[Extracted information Boundary: Start]
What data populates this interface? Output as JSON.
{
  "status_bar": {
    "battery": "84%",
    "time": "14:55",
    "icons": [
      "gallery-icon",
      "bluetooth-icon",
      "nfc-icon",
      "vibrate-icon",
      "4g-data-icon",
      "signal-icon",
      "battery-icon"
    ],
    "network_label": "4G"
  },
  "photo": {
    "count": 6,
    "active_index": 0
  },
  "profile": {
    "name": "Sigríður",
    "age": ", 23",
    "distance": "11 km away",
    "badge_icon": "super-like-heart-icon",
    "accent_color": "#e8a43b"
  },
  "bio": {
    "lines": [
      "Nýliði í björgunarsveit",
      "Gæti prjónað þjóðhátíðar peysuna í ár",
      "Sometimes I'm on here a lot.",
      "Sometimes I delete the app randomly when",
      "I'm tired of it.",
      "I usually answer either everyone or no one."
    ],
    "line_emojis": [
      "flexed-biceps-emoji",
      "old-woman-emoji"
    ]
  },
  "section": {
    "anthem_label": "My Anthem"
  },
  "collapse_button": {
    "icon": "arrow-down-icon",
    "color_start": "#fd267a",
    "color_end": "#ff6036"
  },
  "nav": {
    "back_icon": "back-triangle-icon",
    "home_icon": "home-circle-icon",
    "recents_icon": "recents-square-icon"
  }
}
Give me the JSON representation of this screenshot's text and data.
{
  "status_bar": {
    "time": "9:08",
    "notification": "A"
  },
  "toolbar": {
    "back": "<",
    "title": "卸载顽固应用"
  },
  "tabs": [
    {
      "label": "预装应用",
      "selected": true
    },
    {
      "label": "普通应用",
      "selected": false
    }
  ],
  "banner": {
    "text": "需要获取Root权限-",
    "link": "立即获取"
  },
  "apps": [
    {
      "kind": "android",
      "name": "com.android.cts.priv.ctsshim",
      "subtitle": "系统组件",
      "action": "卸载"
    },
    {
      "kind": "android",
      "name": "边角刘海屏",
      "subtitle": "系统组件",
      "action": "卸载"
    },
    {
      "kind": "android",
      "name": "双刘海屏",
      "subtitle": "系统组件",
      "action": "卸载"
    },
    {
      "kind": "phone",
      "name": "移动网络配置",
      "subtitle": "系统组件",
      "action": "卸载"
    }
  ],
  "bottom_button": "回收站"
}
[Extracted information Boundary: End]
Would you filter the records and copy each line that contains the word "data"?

What data populates this interface? Output as JSON.
      "4g-data-icon",
Give me the JSON representation of this screenshot's text and data.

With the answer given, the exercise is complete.